thurgood-marshallThurgood Marshall (1908-1993) will long be remembered as one of the key members of the United States Supreme Court, serving as an associate justice from 1967 to 1991. He was the first African-American justice of the Supreme Court, appointed by President Lyndon Johnson after an illustrious career as an attorney for the National Association for the Advancement of Colored People (NAACP). In 1954, the year in which the March of Dimes polio vaccine field trial was under way to test the effectiveness of the vaccine developed by Dr. Jonas Salk, Thurgood Marshall argued as an NAACP lawyer his most famous case before the Supreme Court. In Brown v. the Board of Education of Topeka, the court issued a landmark decision which effectively rendered racial discrimination in public education illegal in the United States.

Brown v. Board of Education and the Salk polio vaccine field trial both changed America for the better. The first ensured that African-Americans could not be prevented from attending the same schools as whites. The second ushered in a period of polio immunization led by the March of Dimes that ended the threat of polio in the U.S. within a few short years. Thurgood Marshall, seen in the 1957 photo here with his wife and young son, supported our efforts by rolling up his sleeve to get his “Salk shot” as did countless thousands of others in the drive to defeat polio. Marshall, along with many other black celebrities from the worlds of sports, art, entertainment, and politics either gave performances in support of the March of Dimes or posed for photos in vaccination scenes that expressed a clear message: getting vaccinated was the only way to prevent paralytic polio and the lifelong disabilities that it could cause.

Charles H. Bynum, our Director for Inter-Racial Relations in the 1950s, was the person responsible for recruiting black celebrities to the fight against polio.
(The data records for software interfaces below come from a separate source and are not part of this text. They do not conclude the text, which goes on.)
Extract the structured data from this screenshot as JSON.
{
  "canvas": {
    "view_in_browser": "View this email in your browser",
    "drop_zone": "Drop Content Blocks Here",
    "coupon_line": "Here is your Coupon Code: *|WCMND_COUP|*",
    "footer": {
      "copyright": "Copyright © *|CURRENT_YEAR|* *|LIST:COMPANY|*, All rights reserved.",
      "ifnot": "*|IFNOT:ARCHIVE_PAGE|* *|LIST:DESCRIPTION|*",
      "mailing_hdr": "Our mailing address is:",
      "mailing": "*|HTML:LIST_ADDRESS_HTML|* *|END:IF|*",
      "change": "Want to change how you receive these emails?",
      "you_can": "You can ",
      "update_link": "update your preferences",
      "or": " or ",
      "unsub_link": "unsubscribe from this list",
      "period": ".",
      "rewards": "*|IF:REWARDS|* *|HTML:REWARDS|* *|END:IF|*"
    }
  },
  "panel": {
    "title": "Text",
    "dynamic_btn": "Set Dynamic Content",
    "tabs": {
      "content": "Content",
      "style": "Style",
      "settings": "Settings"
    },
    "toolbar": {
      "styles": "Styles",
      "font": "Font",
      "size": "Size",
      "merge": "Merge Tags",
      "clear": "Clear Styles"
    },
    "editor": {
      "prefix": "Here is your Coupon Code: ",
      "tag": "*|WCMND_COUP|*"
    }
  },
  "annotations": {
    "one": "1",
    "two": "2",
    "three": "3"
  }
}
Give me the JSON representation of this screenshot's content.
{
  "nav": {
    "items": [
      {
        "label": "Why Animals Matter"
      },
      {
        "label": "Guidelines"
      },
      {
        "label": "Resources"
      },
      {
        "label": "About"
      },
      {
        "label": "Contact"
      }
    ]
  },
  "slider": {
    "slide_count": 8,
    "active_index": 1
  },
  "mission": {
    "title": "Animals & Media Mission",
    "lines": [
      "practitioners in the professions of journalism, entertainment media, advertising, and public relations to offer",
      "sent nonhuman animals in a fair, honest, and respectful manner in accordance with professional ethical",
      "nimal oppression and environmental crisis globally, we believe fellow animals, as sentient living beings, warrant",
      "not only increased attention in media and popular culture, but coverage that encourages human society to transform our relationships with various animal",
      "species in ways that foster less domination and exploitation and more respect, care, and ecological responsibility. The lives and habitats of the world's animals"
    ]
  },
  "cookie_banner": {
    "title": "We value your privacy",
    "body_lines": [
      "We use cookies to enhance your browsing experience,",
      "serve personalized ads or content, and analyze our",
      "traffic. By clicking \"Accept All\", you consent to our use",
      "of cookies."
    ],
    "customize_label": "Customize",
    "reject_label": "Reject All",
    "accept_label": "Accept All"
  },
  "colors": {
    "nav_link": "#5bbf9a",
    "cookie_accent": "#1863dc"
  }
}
Mr. Bynum and the March of Dimes made polio care a civil rights issue, and stars like Ella Fitzgerald, Willie Mays, and Jackie Robinson enthusiastically supported the Foundation to uphold its pledge that polio care would be offered equally to all. Thurgood Marshall was among these, and his endorsement of the Salk polio vaccine and the March of Dimes is implicit in his appearance in this historic photo. Today, in its mission to prevent birth defects and premature birth, the March of Dimes continues to provide current information about vaccination during pregnancy as well as childhood vaccination, as one of the many important ways to promote maternal and child health. We are proud to say that Justice Thurgood Marshall is prominent in this historic effort.

Judy and Mickey support MOD

Wednesday, August 10th, 2011

Take a look back to when these two famous kids helped support the March of Dimes efforts to find a vaccine for the dreaded crippler; Polio.